Stored data:
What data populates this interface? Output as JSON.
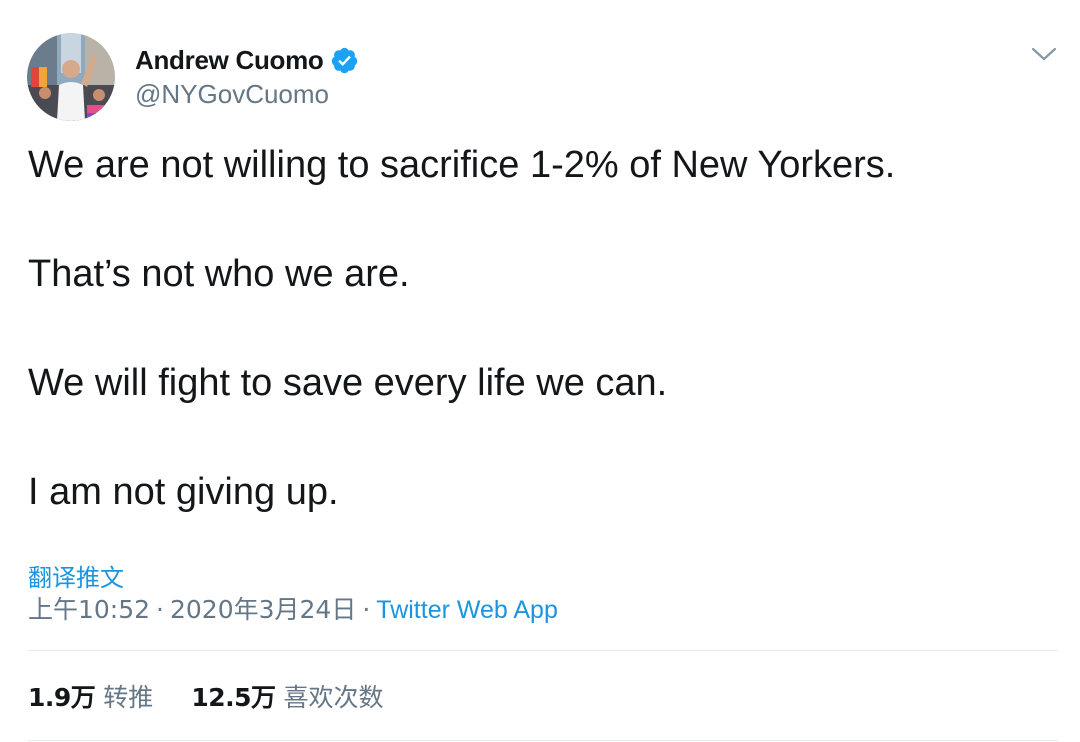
{
  "author": {
    "display_name": "Andrew Cuomo",
    "handle": "@NYGovCuomo",
    "verified": true
  },
  "tweet": {
    "paragraphs": [
      "We are not willing to sacrifice 1-2% of New Yorkers.",
      "That’s not who we are.",
      "We will fight to save every life we can.",
      "I am not giving up."
    ],
    "translate_label": "翻译推文",
    "time": "上午10:52",
    "date": "2020年3月24日",
    "separator": "·",
    "source": "Twitter Web App"
  },
  "stats": {
    "retweets_count": "1.9万",
    "retweets_label": "转推",
    "likes_count": "12.5万",
    "likes_label": "喜欢次数"
  },
  "colors": {
    "accent": "#1b95e0",
    "verified": "#1da1f2",
    "text_primary": "#14171a",
    "text_secondary": "#657786",
    "divider": "#e6ecf0"
  },
  "icons": {
    "verified": "verified-badge-icon",
    "more": "chevron-down-icon"
  }
}
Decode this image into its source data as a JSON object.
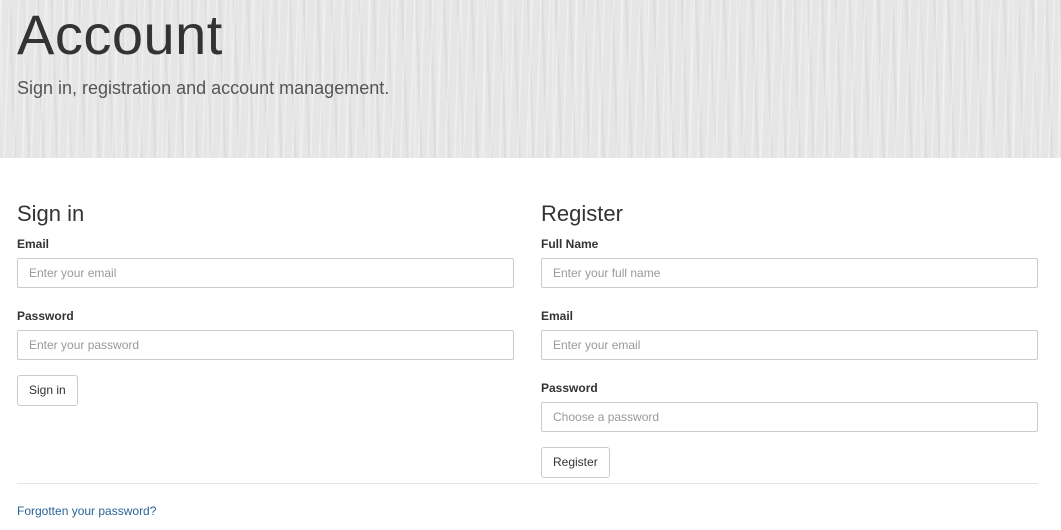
{
  "hero": {
    "title": "Account",
    "subtitle": "Sign in, registration and account management."
  },
  "signin": {
    "heading": "Sign in",
    "email_label": "Email",
    "email_placeholder": "Enter your email",
    "password_label": "Password",
    "password_placeholder": "Enter your password",
    "button_label": "Sign in"
  },
  "register": {
    "heading": "Register",
    "fullname_label": "Full Name",
    "fullname_placeholder": "Enter your full name",
    "email_label": "Email",
    "email_placeholder": "Enter your email",
    "password_label": "Password",
    "password_placeholder": "Choose a password",
    "button_label": "Register"
  },
  "footer": {
    "forgot_link": "Forgotten your password?"
  },
  "colors": {
    "link": "#2a6496",
    "hero_bg": "#e6e6e6",
    "input_border": "#cccccc"
  }
}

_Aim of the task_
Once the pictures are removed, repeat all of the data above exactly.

_Response below_
What data populates this interface? Output as JSON.
{
  "author": {
    "display_name": "Andrew Cuomo",
    "handle": "@NYGovCuomo",
    "verified": true
  },
  "tweet": {
    "paragraphs": [
      "We are not willing to sacrifice 1-2% of New Yorkers.",
      "That’s not who we are.",
      "We will fight to save every life we can.",
      "I am not giving up."
    ],
    "translate_label": "翻译推文",
    "time": "上午10:52",
    "date": "2020年3月24日",
    "separator": "·",
    "source": "Twitter Web App"
  },
  "stats": {
    "retweets_count": "1.9万",
    "retweets_label": "转推",
    "likes_count": "12.5万",
    "likes_label": "喜欢次数"
  },
  "colors": {
    "accent": "#1b95e0",
    "verified": "#1da1f2",
    "text_primary": "#14171a",
    "text_secondary": "#657786",
    "divider": "#e6ecf0"
  },
  "icons": {
    "verified": "verified-badge-icon",
    "more": "chevron-down-icon"
  }
}
Decode this image into its source data as a JSON object.
{
  "hero": {
    "title": "Account",
    "subtitle": "Sign in, registration and account management."
  },
  "signin": {
    "heading": "Sign in",
    "email_label": "Email",
    "email_placeholder": "Enter your email",
    "password_label": "Password",
    "password_placeholder": "Enter your password",
    "button_label": "Sign in"
  },
  "register": {
    "heading": "Register",
    "fullname_label": "Full Name",
    "fullname_placeholder": "Enter your full name",
    "email_label": "Email",
    "email_placeholder": "Enter your email",
    "password_label": "Password",
    "password_placeholder": "Choose a password",
    "button_label": "Register"
  },
  "footer": {
    "forgot_link": "Forgotten your password?"
  },
  "colors": {
    "link": "#2a6496",
    "hero_bg": "#e6e6e6",
    "input_border": "#cccccc"
  }
}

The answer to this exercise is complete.